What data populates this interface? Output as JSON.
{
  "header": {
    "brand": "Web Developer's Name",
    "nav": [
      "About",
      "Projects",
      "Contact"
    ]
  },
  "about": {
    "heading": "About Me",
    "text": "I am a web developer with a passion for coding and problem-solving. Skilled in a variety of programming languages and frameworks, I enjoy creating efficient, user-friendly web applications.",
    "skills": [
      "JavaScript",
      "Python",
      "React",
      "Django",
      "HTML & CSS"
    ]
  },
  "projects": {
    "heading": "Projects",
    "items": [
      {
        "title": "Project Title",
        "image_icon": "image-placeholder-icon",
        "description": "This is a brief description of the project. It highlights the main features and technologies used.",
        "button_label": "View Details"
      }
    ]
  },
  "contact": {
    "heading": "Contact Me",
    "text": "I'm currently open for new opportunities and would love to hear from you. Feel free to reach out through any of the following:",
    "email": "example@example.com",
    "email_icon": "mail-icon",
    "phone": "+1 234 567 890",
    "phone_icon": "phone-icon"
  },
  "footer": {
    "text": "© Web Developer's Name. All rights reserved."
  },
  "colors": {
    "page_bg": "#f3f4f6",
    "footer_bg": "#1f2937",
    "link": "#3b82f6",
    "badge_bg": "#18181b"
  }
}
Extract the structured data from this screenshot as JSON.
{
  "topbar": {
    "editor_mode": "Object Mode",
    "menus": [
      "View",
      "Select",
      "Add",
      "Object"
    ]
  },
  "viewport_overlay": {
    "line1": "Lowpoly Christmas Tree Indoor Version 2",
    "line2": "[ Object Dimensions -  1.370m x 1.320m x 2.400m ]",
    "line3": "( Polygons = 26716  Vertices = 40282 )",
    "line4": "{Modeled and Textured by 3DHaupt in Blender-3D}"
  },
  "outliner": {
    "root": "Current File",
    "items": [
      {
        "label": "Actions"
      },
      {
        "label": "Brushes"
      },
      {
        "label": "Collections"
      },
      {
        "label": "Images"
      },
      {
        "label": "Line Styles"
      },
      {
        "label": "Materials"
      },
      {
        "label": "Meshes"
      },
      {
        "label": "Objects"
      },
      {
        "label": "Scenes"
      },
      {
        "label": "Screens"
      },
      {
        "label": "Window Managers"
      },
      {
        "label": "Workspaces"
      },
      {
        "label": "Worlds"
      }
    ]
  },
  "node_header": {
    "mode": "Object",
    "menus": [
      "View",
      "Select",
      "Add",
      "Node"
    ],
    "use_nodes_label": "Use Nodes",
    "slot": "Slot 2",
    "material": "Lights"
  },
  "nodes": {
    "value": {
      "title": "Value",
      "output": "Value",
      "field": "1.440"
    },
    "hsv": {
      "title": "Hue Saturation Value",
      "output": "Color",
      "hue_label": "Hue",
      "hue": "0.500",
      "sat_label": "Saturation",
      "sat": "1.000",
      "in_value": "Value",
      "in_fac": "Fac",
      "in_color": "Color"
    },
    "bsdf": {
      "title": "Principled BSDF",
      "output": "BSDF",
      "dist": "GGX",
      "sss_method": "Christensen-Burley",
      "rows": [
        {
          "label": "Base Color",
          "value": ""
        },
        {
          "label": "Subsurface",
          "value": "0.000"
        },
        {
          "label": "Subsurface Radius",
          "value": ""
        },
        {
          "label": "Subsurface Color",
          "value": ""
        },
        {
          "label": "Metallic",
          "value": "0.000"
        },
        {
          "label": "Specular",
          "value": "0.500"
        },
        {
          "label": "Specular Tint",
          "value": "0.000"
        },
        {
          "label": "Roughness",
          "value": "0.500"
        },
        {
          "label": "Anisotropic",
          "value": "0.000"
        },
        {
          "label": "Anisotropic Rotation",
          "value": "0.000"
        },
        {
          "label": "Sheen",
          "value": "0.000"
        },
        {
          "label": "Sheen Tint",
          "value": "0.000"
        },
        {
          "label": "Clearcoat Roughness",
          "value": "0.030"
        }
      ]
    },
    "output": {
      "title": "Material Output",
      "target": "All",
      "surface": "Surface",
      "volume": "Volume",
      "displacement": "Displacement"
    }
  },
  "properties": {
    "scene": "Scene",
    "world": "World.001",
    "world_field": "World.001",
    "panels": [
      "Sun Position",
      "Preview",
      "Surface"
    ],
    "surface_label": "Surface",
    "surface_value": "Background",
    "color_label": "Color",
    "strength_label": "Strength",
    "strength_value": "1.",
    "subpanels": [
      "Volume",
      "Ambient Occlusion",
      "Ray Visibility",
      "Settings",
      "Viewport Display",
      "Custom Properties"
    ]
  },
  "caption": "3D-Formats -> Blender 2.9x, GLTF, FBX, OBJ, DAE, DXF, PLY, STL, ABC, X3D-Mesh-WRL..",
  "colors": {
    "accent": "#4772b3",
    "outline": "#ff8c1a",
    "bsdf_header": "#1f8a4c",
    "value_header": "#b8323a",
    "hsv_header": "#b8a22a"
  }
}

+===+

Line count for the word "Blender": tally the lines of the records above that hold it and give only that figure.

2